Music for web portfolio... credit?Copyright?
I'm thinking of making/designing a web portfolio site. I'm always thinking about adding bakcground music to it. I had ask my teacher who is a photographer and she answered it is okay to add commercial music as long as you give them credit. Commercial as Lady GaGa, LinkinPark... But does the law really meant this way? Could I get lawsuit for putting commercial music to the website as bkgrnd music.
Or I must find for royalty free musics?
Please. No. Music.
I know I'm not alone in thinking that one of the most annoying things that can happen when I go to a site is that some music I probably don't like comes on. First, I have to figure out where it's coming from (remember, many of us have multiple tabs open at once), then I have to fish around the page to find the button to turn it off. By that time, you've already both bored and annoyed me.
If your content is strong, then that will speak multitudes over some trendy song playing. I would think it would do more harm having the music there, because many, like me, just close the tab if it starts playing music.
A clean, straightforward design with good content will do you fine. No frilly stuff needed.

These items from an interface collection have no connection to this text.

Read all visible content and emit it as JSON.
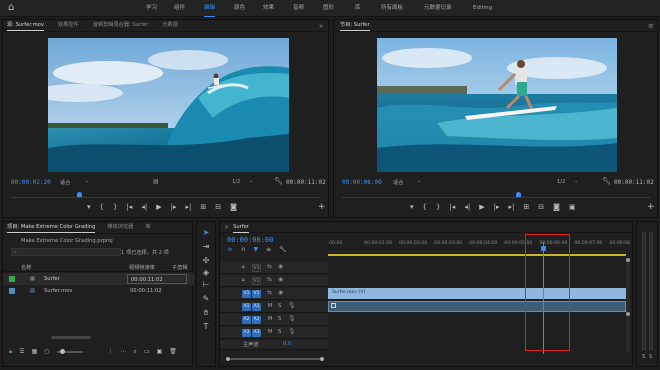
{
  "workspaces": {
    "items": [
      "学习",
      "组件",
      "编辑",
      "颜色",
      "效果",
      "音频",
      "图形",
      "库",
      "所有面板",
      "元数据记录",
      "Editing"
    ],
    "active": "编辑"
  },
  "source_monitor": {
    "tabs": [
      "源: Surfer.mov",
      "效果控件",
      "音频剪辑混合器: Surfer",
      "元数据"
    ],
    "current_time": "00:00:02:20",
    "fit_label": "适合",
    "resolution": "1/2",
    "duration": "00:00:11:02",
    "playhead_fraction": 0.22
  },
  "program_monitor": {
    "tab": "节目: Surfer",
    "current_time": "00:00:06:00",
    "fit_label": "适合",
    "resolution": "1/2",
    "duration": "00:00:11:02",
    "playhead_fraction": 0.57
  },
  "project_panel": {
    "tabs": [
      "项目: Make Extreme Color Grading",
      "媒体浏览器",
      "库"
    ],
    "file_name": "Make Extreme Color Grading.prproj",
    "selection_info": "1 项已选择，共 2 项",
    "columns": {
      "name": "名称",
      "frame_rate": "视频帧速率",
      "media_start": "媒体开始",
      "extra": "子剪辑"
    },
    "rows": [
      {
        "name": "Surfer",
        "value": "00:00:11:02",
        "color": "#35a84a"
      },
      {
        "name": "Surfer.mov",
        "value": "00:00:11:02",
        "color": "#4a90c8"
      }
    ]
  },
  "timeline": {
    "tab": "Surfer",
    "current_time": "00:00:06:00",
    "ruler_ticks": [
      "00:00",
      "00:00:01:00",
      "00:00:02:00",
      "00:00:03:00",
      "00:00:04:00",
      "00:00:05:00",
      "00:00:06:00",
      "00:00:07:00",
      "00:00:08"
    ],
    "video_tracks": [
      "V3",
      "V2",
      "V1"
    ],
    "audio_tracks": [
      "A1",
      "A2",
      "A3"
    ],
    "clip_label": "Surfer.mov [V]",
    "master_label": "主声道",
    "master_value": "0.0",
    "playhead_fraction": 0.72,
    "meter_labels": [
      "S",
      "S"
    ]
  }
}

back in the early 90's when the web was new and first sites were appearing Music was all the rage, but these days it's gimmicky. It only works in a few instances, often when the music's been written to compliment the images, which is quite rare.
Here as well: Please no music. It is extremely annoying. I have my own background music thank you very much.
Concerning the rights, of course you need to pay for the use unless it's royalty free or you have a specific agreement with the copyright owner. I do not know where your teacher gets the idea that when it's commercial giving credit is enough. It's COMMERCIAL, which means they want to make money of it.
Yep. That's like saying I can use one of your images on my site to advertise my product as long as I credit you. You probably wouldn't appreciate it, and neither would the copyright holder of that music. I'm not going to go into how I feel about the music industry, and my lack of sympathy for the rich record execs who are the ones who really make the money from that song, but the law is the law.
Originally Posted by Lars Jansen
Sponsored Ad. (Subscribers to APUG have the option to remove this ad.)
IN THE NAME OF G*D PLEASE, I BEG YOU, NO MUSIC!
For all the reasons others have stated.
Your teacher is an ignorant fool.
music on a website can sometimes be nice
and sometimes be no so nice.
ask someone who has music
on his/her website .. to learn if
any fees are involved.
most of the time my volume is off / mute
so i usually miss out, unless i am listening to something
specific to go along with images, like john callow's brother patrick ( auger shell ).
he makes some beautiful sounds that work great with images.
Last edited by jnanian; 06-21-2010 at 06:28 AM. Click to view previous post history.
silver magnets, trickle tanks sold
artwork often times sold for charity
PM me for details
You have two legal choices as I understand it;
Get (buy) royalty free music.
Pay the royalties.
As far as adding music to the site, I agree with all the nay sayers above, just say no.
Mark Barendt, Ignacio, CO
"We do not see things the way they are. We see things the way we are." Anaïs Nin
fact is that your taste in music will be very different to most other peoples taste so unless it's fundamental to what you are trying to get over in your site, then be very careful about using music.
All music has copyright. So unless it expressly says royalty free, then you have to pay. Many take the risk of getting caught.
I'd say your teacher is cluelesss because the most active companies checking for copyright infringement are those who look after recent releases such as lady gaga.
Both myspace and geocities are very... played out. Please avoid music. And, since apparently this needs to be said: also avoid blink tags and other flashing lights. And neon backgrounds. It is very annoying.
As others have noted, you need to obtain a license for use of any copyrighted material that you use. For some material (which has been released into public domain) this means that you already have a license. For others, and this is almost the entirety of the music corpus published in the last 50 years, you need to pay a royalty. The same exact issues arise as music sharing software, and you are actually facing a fairly substantial lawsuit the way the music industry is treating this.
There is such a thing as "fair use", but background music is clearly not a fair use.